Nonprofit management, mostly youth development work. I love working in the community, working with youth. But when the recession hit, I got laid off because a lot of the nonprofits lost grants and funding. I’ve always had a skill of doing what we call natural hair in the Black community, so I specialize in locks and healing work like Reiki and readings. When I got laid off, it was an opportunity to grow my business, so I’ve been mostly doing that — natural hair, healing work and some contract work as far as youth development and event planning. I feel like Sankofa fits right into that — all the culture and event planning, putting everything together and putting it out there.
Did you major in business in college? Or something similar?
My bachelor’s in criminal justice, and my master’s is in human behavior with a concentration in addiction behavior. So, I have more of a clinical type of background, because in the beginning I wanted to be an FBI agent. I always thought I could go undercover, but because of my background and the neighborhood I come from, I was told by my professor that it wasn’t really a good fit.

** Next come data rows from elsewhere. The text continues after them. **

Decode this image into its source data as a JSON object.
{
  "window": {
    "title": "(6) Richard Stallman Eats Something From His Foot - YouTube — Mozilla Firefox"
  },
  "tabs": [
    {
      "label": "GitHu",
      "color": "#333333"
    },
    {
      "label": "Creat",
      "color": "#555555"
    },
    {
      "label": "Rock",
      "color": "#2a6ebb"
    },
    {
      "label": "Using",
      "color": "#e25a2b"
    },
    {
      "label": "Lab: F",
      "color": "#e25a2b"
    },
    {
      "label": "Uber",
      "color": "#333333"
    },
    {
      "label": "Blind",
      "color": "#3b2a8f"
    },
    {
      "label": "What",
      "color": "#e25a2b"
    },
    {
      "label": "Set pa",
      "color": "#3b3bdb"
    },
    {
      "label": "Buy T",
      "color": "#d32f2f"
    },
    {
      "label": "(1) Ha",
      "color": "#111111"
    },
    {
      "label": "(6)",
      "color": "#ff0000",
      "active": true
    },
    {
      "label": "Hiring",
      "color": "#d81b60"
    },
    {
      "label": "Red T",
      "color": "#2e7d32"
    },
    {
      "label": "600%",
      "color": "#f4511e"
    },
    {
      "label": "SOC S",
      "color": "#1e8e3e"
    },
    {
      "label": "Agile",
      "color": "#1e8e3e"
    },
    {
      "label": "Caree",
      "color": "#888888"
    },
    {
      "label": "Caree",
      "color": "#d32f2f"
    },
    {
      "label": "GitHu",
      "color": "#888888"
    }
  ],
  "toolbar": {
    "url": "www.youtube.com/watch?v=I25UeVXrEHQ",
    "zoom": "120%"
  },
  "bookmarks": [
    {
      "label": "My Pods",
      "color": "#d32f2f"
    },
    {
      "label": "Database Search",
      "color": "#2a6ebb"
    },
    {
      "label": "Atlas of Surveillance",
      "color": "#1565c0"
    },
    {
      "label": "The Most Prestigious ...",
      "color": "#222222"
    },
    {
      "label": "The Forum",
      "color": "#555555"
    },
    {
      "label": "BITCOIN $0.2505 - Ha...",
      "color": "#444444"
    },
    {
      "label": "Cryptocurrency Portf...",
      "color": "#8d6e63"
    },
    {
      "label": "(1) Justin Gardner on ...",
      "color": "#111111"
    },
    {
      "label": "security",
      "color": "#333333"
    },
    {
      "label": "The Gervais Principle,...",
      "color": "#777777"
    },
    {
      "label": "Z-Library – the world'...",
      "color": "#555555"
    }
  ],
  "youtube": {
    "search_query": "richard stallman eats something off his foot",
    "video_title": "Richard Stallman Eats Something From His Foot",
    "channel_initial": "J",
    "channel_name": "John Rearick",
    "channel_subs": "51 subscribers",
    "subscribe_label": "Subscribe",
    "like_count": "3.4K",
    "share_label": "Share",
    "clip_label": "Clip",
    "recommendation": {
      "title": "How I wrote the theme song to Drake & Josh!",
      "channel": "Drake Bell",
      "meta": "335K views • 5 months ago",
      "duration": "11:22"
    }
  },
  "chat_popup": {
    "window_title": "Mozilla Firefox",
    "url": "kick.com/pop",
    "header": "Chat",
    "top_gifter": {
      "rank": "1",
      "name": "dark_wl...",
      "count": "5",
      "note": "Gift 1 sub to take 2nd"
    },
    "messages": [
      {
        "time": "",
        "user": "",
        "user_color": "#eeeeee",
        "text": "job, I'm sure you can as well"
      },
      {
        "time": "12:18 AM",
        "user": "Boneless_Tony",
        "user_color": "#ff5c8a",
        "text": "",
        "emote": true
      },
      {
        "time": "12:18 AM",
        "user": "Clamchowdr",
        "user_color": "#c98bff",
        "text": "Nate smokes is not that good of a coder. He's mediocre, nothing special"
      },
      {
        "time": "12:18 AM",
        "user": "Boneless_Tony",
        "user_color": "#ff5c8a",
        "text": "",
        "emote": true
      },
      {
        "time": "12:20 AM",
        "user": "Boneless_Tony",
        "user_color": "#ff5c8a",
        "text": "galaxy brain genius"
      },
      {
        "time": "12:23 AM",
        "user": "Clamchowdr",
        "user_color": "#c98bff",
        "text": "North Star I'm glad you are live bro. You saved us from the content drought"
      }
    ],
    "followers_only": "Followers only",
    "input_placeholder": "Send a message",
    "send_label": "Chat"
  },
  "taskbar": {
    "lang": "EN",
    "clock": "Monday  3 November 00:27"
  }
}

Instead, I chose to do more in youth development work. I did an internship in a community-based prison for the last coursework of my undergrad. At that time, I was thinking I would go into parole and probation work and build up to the FBI. But when I worked at the community-based prison, it just tugged at my heart so much, and I realized I need to work with the youth so they didn’t end up there.

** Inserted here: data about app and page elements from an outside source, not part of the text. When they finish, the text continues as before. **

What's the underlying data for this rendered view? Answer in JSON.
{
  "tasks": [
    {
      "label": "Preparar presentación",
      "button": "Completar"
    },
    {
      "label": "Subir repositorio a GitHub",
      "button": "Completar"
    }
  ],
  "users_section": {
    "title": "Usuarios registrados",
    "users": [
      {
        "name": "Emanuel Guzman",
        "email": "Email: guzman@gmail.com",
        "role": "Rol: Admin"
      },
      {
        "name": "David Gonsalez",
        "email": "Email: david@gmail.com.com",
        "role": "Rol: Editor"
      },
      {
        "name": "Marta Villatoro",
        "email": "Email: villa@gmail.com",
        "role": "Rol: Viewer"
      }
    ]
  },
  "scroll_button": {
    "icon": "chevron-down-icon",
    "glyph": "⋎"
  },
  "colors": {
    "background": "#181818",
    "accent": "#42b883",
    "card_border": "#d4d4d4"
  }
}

Who has helped you get Sankofa Market going?
Bernard Oliphant [a community leader and retired federal civil service worker] has been instrumental. The city had an initiative called the Community Engagement Academy, and we participated in that. Shemekka Ebony [Stewart-Isaacs, founder of Black Girl Magic Market] was brought in from Raleigh to implement the program. Elder Bernard actually goes to the same church I was raised in, but we met in the Academy.
Shemekka asked me one day, “Nnweyna, what is it that you want to do with this?” And I said, “We need a Black market.” That’s what I called it then. So she said, “Well, you need to talk to Elder Bernard and see what he thinks.” And I talked to him, and he said, “Nnweyna, this sounds like a great idea. Let’s do it!” So, we had the wheels going, and I felt like if I could get the buy-in from the community and the elders, maybe it can come out into the bigger picture of the city.

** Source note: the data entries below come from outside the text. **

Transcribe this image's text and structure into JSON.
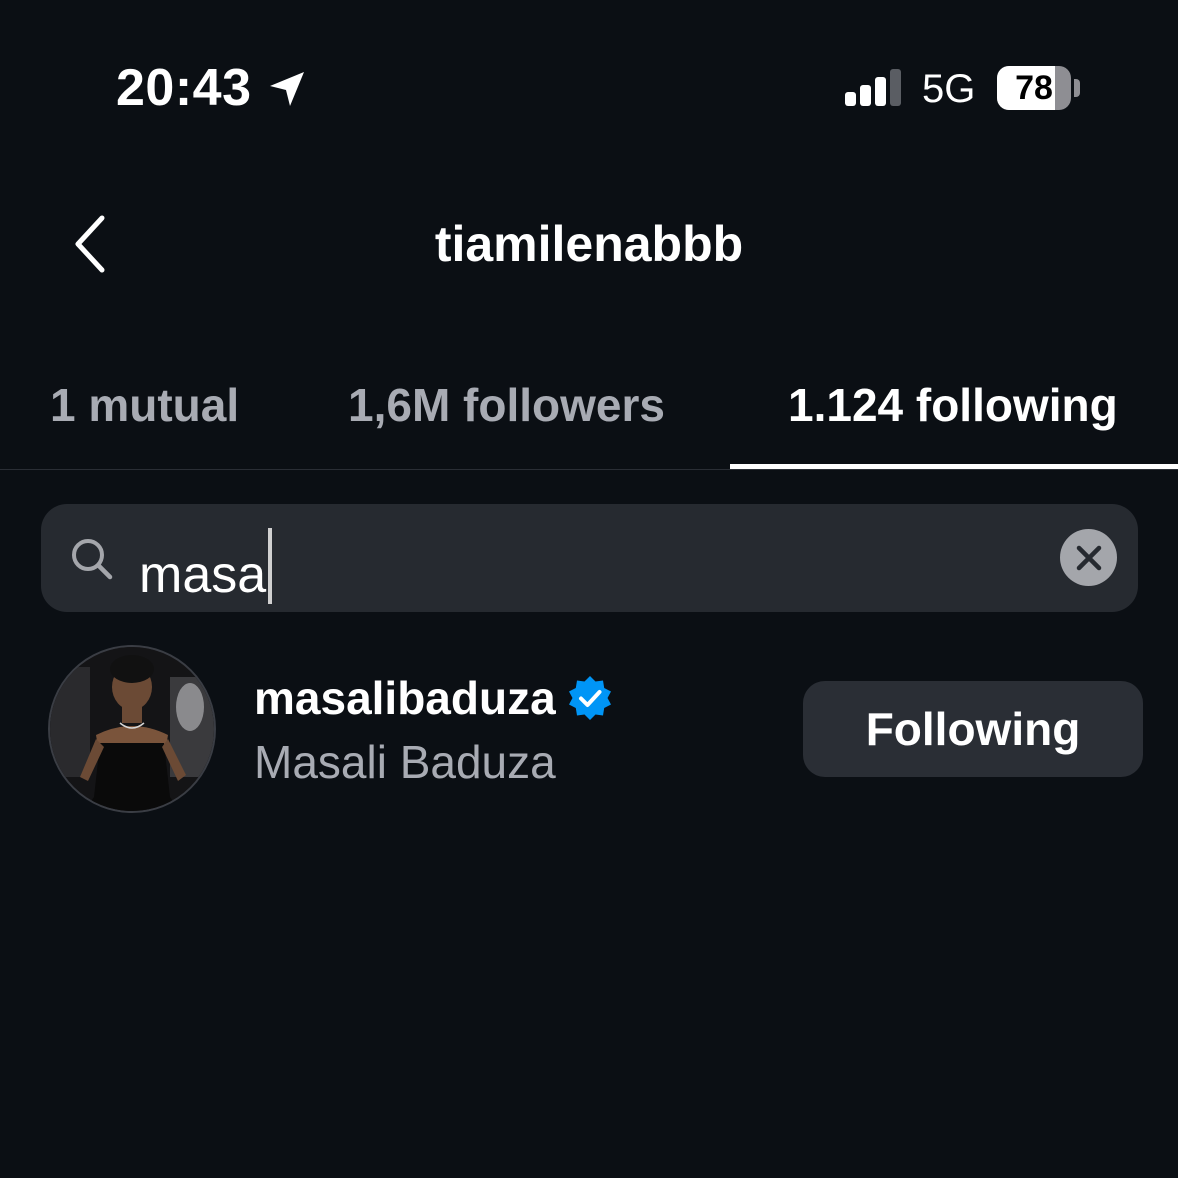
{
  "status_bar": {
    "time": "20:43",
    "network": "5G",
    "battery_level": "78",
    "battery_fraction": 0.78,
    "signal_bars_active": 3,
    "signal_bars_total": 4
  },
  "header": {
    "title": "tiamilenabbb"
  },
  "tabs": [
    {
      "label": "1 mutual",
      "active": false
    },
    {
      "label": "1,6M followers",
      "active": false
    },
    {
      "label": "1.124 following",
      "active": true
    }
  ],
  "search": {
    "value": "masa",
    "placeholder": "Search"
  },
  "results": [
    {
      "username": "masalibaduza",
      "verified": true,
      "full_name": "Masali Baduza",
      "button_label": "Following"
    }
  ],
  "colors": {
    "background": "#0b0f14",
    "verified_blue": "#0095f6",
    "secondary_text": "#a8abb3",
    "button_bg": "#2a2e35"
  },
  "icons": {
    "back": "chevron-left-icon",
    "location": "location-arrow-icon",
    "signal": "cellular-signal-icon",
    "search": "search-icon",
    "clear": "close-icon",
    "verified": "verified-badge-icon"
  }
}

And [Peppers-Smith] has helped a lot. She knows everybody in the community. I needed some people who understand what’s going on with the pulse of the city so that they could talk good about me, but also tell me the do’s and don’ts.
Why is Sankofa Market a good fit specifically for Asheville?
It’s heartbreaking to know that there were so many thriving Black-owned businesses in Asheville [before urban renewal efforts between the 1950s and ’80s] and there aren’t that many now. And this city is so beautiful — we could all have somewhere to shine and share our culture. That’s what Asheville is definitely needing: a place for sharing multicultural activity.
Is the plan to bring in vendors from across the community, or is it important to keep the focus on Black entrepreneurs?
We’re not excluding anyone, but we want to elevate the community that’s being underserved and lacks resources, and also give ourselves an opportunity to build some generational wealth. That’s the No. 1 thing: homeownership, business ownership, building wealth and supporting our community. I want my community to know that I’m here, I’m ready to work and I’m ready to elevate anyone who’s ready to partner.
What other goals do you have for Sankofa Market?
We need Black pop-up shops every weekend, all over the city, because there’s enough space for all of us. And if I can get at least 12 vendors to travel with me throughout Asheville, maybe across Western North Carolina, and have sort of a traveling Sankofa Market, that would be great. Then I would feel like I hit the mark.
For more information, visit avl.mx/aph.